  • Some translations of Genesis 2:19 suggest animals were created after humans which would cause a contradiction.
  • A plausible interpretation of Genesis 2:19-20 indicates animals were created before humans.
  • The text does imply God had already created animals before introducing them to man for naming.
  • Conclusion: No contradiction exists; animals were created first, followed by humans, who then named the animals.


This problem can be solved when we read Gen 2:5 onwards right after Gen 1:25 as explained below.

This is because, in Genesis first chapter, a global (i.e., worldwide) creation of things are described.

In Genesis second chapter, the creation of the Garden of Eden is described.

Hence, the seeming contradiction, which actually is no contradiction at all.


  1. In Genesis 1, the creation is done on “the earth” (Ehrets - H776).

But in Genesis 2, the creation is done on “the field” (sadeh - H7704).

H776 Ehrets = “From an unused root probably meaning to be firm; the earth (at large, or partitively a land)” – Strong.

H7704 Sadeh = “From an unused root meaning to spread out; a field (as flat)” – Strong.

So, we can see that “Ehrets” is the earth or a continent or a large geographical area like a country whereas “Sadeh” is a local area like the Garden of Eden and the surroundings.

The word “sadeh” is not found in the first chapter.
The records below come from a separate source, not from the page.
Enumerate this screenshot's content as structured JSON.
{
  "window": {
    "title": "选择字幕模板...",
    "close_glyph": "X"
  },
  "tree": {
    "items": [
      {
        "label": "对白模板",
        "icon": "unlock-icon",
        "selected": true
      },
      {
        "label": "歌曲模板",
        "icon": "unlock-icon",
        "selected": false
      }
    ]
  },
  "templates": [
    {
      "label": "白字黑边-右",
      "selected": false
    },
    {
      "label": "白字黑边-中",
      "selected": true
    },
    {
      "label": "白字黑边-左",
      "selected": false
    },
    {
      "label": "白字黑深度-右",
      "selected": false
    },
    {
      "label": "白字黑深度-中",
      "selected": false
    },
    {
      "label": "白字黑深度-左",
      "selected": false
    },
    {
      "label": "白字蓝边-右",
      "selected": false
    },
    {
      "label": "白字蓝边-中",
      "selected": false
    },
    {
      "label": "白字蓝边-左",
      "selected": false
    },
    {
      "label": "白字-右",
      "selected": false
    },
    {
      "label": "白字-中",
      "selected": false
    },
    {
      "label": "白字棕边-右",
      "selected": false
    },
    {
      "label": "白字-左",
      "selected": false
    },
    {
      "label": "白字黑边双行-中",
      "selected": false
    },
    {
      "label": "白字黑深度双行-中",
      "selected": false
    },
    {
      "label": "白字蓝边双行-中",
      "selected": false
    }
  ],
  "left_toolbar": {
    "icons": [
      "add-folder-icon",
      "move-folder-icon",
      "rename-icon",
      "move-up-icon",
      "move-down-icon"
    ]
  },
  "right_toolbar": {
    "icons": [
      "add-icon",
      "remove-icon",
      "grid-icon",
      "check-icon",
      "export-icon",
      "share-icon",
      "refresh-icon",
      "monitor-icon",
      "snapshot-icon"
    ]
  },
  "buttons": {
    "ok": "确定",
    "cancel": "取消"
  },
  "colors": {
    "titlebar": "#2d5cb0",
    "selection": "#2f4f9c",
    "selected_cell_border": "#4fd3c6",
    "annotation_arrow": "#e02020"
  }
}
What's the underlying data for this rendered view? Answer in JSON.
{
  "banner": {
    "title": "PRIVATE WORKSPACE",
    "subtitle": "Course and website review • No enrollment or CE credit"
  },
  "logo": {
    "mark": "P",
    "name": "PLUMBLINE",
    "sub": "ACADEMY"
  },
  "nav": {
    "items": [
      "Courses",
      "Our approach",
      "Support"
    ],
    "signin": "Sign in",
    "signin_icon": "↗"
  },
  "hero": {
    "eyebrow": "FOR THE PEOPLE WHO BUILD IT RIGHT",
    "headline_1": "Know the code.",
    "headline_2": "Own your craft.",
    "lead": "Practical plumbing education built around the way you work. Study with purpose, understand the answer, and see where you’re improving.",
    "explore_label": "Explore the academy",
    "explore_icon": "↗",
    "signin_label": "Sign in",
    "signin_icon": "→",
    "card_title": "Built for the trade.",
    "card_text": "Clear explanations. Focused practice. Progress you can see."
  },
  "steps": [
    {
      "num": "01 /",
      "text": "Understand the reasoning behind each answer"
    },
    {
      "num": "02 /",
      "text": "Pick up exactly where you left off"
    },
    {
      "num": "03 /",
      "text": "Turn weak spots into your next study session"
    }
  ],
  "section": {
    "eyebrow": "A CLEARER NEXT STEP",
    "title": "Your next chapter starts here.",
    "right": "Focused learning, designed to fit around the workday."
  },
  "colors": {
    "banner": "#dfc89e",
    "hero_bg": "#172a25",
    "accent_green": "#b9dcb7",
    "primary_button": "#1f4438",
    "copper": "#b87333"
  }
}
It appears first time in the second chapter where the Garden of Eden is mentioned.

Besides, “Sadeh” is found in “Ehrets” (Gen 2:5).

In the first chapter, “the beasts of the Ehrets” (global) are created whereas in the second chapter “beasts of the Sadeh” (local flora and fauna) are created.

  1. In the second chapter, the Garden of Eden is created in the Sadeh. Most of the descriptions here are about the Sadeh and the Garden. These are “localized” descriptions.

  2. It would be impossible for Adam to name all the things created on the earth in a single day. Remember, he was created on the 6th day and by evening would start the Sabbath. So he had to name the creatures before the evening.

But God made him name only the localized creatures – the creatures of the sadeh/field which were less in number compared to the creatures of the ehrets/earth. (These could be mostly ‘domestic’ creatures?)

  1. The fact is, the second chapter is a “blow-up” description of Genesis 1:26-27.

That is, the entire second chapter describes what exactly happened in Gen 1:26-27.

So the order of reading should be:

Start from Genesis 1:1 to 1:25 (living things are created on the earth and man is created);

Next read from Genesis 2:5 to 2:25: man is created and then the “local” (on the field) flora and fauna in and around the Garden of Eden are created;

Then, come back and continue reading from Genesis 1:28 to Genesis 2:4.

So, 1:1 – 1:25;

Then, 2:5 – 2:25; and

Continue, 1:28 – 2:4

This will give a comprehensive picture of the whole creation.

Why the Confusion

The Scripture describes itself as a Jigsaw puzzle with details scattered “here a little and there a little” (Isaiah 28:13).

Interestingly, this feature starts from the first chapters themselves!

Strangely, the purpose is to hide the meaning; not to reveal (Mat 13:13).

Your Answer

By clicking “Post Your Answer”, you agree to our terms of service and acknowledge you have read our privacy policy.

Not the answer you're looking for? Browse other questions tagged or ask your own question.